(Japanese Box or Littleleaf Box) is a species of Buxus native to
Japan and Taiwan.[1]

It is an evergreen shrub or small tree growing to 2–3 m tall. The
leaves are bright green, 10–25 mm long, oval with a rounded or
notched tip.[2][3]
Boxwood Wintergreen

Buxus microphylla, is a popular low growing
evergreen shrub. The Wintergreen Boxwood is
commonly seen as a low hedge or border defining the
edges of formal and informal gardens. The
Wintergreen Boxwood offers dark green lustrous
leaves and creates a striking hedge with year round
color.  Boxwood Wintergreen will hold its green color
all winter long.
From Wikipedia, the free encyclopedia
Buxus is a genus of about 70 species in the family Buxaceae.
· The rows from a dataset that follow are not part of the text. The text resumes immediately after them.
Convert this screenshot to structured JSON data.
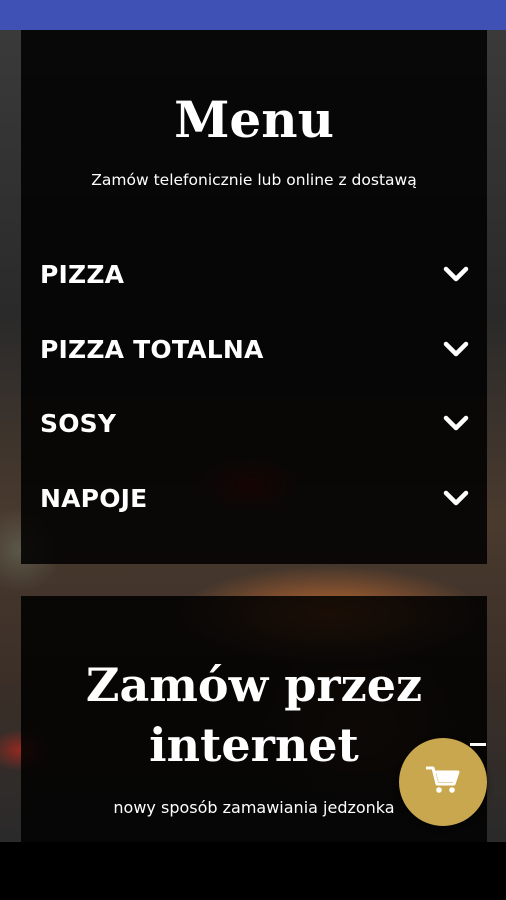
{
  "menu": {
    "title": "Menu",
    "subtitle": "Zamów telefonicznie lub online z dostawą",
    "sections": [
      {
        "label": "PIZZA",
        "icon": "chevron-down-icon"
      },
      {
        "label": "PIZZA TOTALNA",
        "icon": "chevron-down-icon"
      },
      {
        "label": "SOSY",
        "icon": "chevron-down-icon"
      },
      {
        "label": "NAPOJE",
        "icon": "chevron-down-icon"
      }
    ]
  },
  "order": {
    "title_line1": "Zamów przez",
    "title_line2": "internet",
    "subtitle": "nowy sposób zamawiania jedzonka"
  },
  "cart": {
    "icon": "cart-icon"
  },
  "colors": {
    "status_bar": "#3f51b5",
    "cart_button": "#c9a74e",
    "card_background": "#000000",
    "text": "#ffffff"
  }
}
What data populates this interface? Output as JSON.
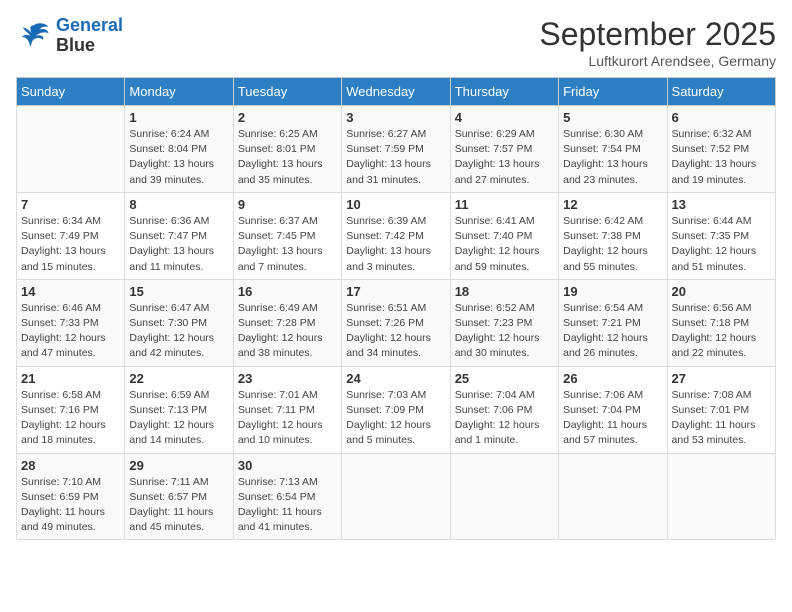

Common names include box (majority
of English-speaking countries) or boxwood (North America).

The boxes are native to western and southern Europe, southwest, southern and eastern Asia,
Africa, Madagascar, northernmost South America, Central America, Mexico and the Caribbean,
with the majority of species tropical or subtropical; only the European and some Asian species are
frost-tolerant. Centres of diversity occur in Cuba (about 30 species), China (17 species) and
Madagascar (9 species).

They are slow-growing evergreen shrubs and small trees, growing to 2-12 m (rarely 15 m) tall. The
leaves are opposite, rounded to lanceolate, and leathery; they are small in most species, typically
1.5-5 cm long and 0.3-2.5 cm broad, but up to 11 cm long and 5 cm broad in B. macrocarpa. The
flowers are small and yellow-green, monoecious with both sexes present on a plant. The fruit is a
small capsule 0.5-1.5 cm long (to 3 cm in B. macrocarpa), containing several small seeds.

The genus splits into three genetically distinct sections, each section in a different region, with the
Eurasian species in one section, the African (except northwest Africa) and Madagascan species in
the second, and the American species in the third. The African and American sections are
genetically closer to each other than to the Eurasian section (Balthazar et al., 2000).